Triggers are messed up

When I was first learning about triggers I thought they were awesome, but after you learn the limitations it starts to disappoint you.  For example you can’t use data triggers outside of a data template, why is that?  Then there is how you can’t say you want the trigger to fire when the value is not equal to the one you provide.  I actually spent quite a bit of time digging about in Reflector for a way around that one and eventually discovered that underneath it all triggers actually do support the idea of not equal, but it is never exposed anywhere.  I couldn’t make a nice fix for it though, because the trigger collections test to make sure they only receive specific implementations.  That just plain sucks, why can’t I write my own triggers? 

Some would say so I can’t so that I don’t write triggers that perform badly and then blame MS for poor performance, but I think that is the stupidest reason ever.  By giving me more power, sure it does increase the ways I can blow my head off, but it also lets me do amazing things that no one has thought of before.  Given that I’m a responsible adult let me decide if I want to play with fire or not, I won’t blame you if I burn my self.

Implementing Virtualizing Panels is Hard

So you have a list that has hundreds or thousands of items and you want to scroll smoothly.  You can sort of get away with the built in virtualizing stack panel, but it isn’t smooth and if you have your own layout you can forget about it all together.  We need a way to solve this problem that doesn’t take many, many hours to get something that is passable.
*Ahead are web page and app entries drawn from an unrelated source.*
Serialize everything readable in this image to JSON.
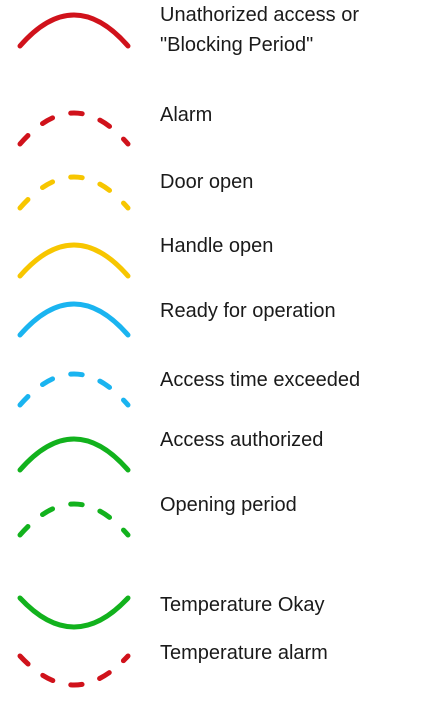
{
  "colors": {
    "red": "#d0121b",
    "yellow": "#f7c600",
    "blue": "#1ab4f0",
    "green": "#12b21d"
  },
  "legend": {
    "items": [
      {
        "lines": [
          "Unathorized access or",
          "\"Blocking Period\""
        ],
        "color": "red",
        "style": "solid",
        "direction": "up",
        "icon": "solid-red-arc-icon"
      },
      {
        "lines": [
          "Alarm"
        ],
        "color": "red",
        "style": "dashed",
        "direction": "up",
        "icon": "dashed-red-arc-icon"
      },
      {
        "lines": [
          "Door open"
        ],
        "color": "yellow",
        "style": "dashed",
        "direction": "up",
        "icon": "dashed-yellow-arc-icon"
      },
      {
        "lines": [
          "Handle open"
        ],
        "color": "yellow",
        "style": "solid",
        "direction": "up",
        "icon": "solid-yellow-arc-icon"
      },
      {
        "lines": [
          "Ready for operation"
        ],
        "color": "blue",
        "style": "solid",
        "direction": "up",
        "icon": "solid-blue-arc-icon"
      },
      {
        "lines": [
          "Access time exceeded"
        ],
        "color": "blue",
        "style": "dashed",
        "direction": "up",
        "icon": "dashed-blue-arc-icon"
      },
      {
        "lines": [
          "Access authorized"
        ],
        "color": "green",
        "style": "solid",
        "direction": "up",
        "icon": "solid-green-arc-icon"
      },
      {
        "lines": [
          "Opening period"
        ],
        "color": "green",
        "style": "dashed",
        "direction": "up",
        "icon": "dashed-green-arc-icon"
      },
      {
        "lines": [
          "Temperature Okay"
        ],
        "color": "green",
        "style": "solid",
        "direction": "down",
        "icon": "solid-green-smile-arc-icon"
      },
      {
        "lines": [
          "Temperature alarm"
        ],
        "color": "red",
        "style": "dashed",
        "direction": "down",
        "icon": "dashed-red-smile-arc-icon"
      }
    ]
  }
}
Binding Memory Leaks

By default if you bind to a POCO object that doesn’t implement INotifyPropertyChanged you get a memory leak, where the object you are binding too will never ever be garbage collected.  This is crap and should not happen.
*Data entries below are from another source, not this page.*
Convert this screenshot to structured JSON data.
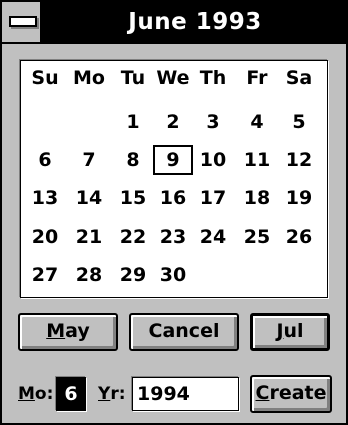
{
  "window": {
    "title": "June 1993"
  },
  "calendar": {
    "weekdays": [
      "Su",
      "Mo",
      "Tu",
      "We",
      "Th",
      "Fr",
      "Sa"
    ],
    "weeks": [
      [
        "",
        "",
        "1",
        "2",
        "3",
        "4",
        "5"
      ],
      [
        "6",
        "7",
        "8",
        "9",
        "10",
        "11",
        "12"
      ],
      [
        "13",
        "14",
        "15",
        "16",
        "17",
        "18",
        "19"
      ],
      [
        "20",
        "21",
        "22",
        "23",
        "24",
        "25",
        "26"
      ],
      [
        "27",
        "28",
        "29",
        "30",
        "",
        "",
        ""
      ]
    ],
    "selected_day": "9"
  },
  "buttons": {
    "prev_pre": "",
    "prev_key": "M",
    "prev_post": "ay",
    "cancel": "Cancel",
    "next_pre": "",
    "next_key": "J",
    "next_post": "ul",
    "create_pre": "",
    "create_key": "C",
    "create_post": "reate"
  },
  "form": {
    "month_label_key": "M",
    "month_label_rest": "o:",
    "month_value": "6",
    "year_label_key": "Y",
    "year_label_rest": "r:",
    "year_value": "1994"
  }
}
Lack of composition and extension points

WPF was supposed to be all about composition over inheritance.  Control and Data templates do to some degree achieve this goal, but I just wish they had applied the same thinking to the rest of the framework.  For example the Button control’s inheritance hierarchy has eight classes before you get back to object. There is a school of thought that suggests that if the team had realised the power of attached properties earlier a lot of the functionality would be implemented as something like Blend behaviours instead of separate classes.

This inheritance tree can makes things rather difficult, because quite often you end up having to have a case in your code for both FrameworkElement and FrameworkContentElement, why the hell they don’t implement a common interface I have no idea.

When you put this together with so many places where your ability to extend the framework has been deliberately limited (eg triggers, low level video access and multi-pass shaders to name a few) you end up with a sour taste in your mouth.  I have spent many hours over the last few years getting around these problems in software projects I have been working on, but if WPF was just built a little differently I wouldn’t have the problem or there would be an elegant solution rather than painful hacks.

In Conclusion

So am I crazy and these problems only exist for me or have you had these problems too?  Feel free to leave a comment or haggle me @calebvear on twitter, I would love to hear about your experiences.

PRIEMTIVE NOTE: I have heard some of the news about Windows 8 and the new DirectUI and Jupiter APIs. Of course at the moment most of what I have heard seems to be largely speculative. I do hope that it will solve many of the issues I have today, but I doubt it will solve all of them.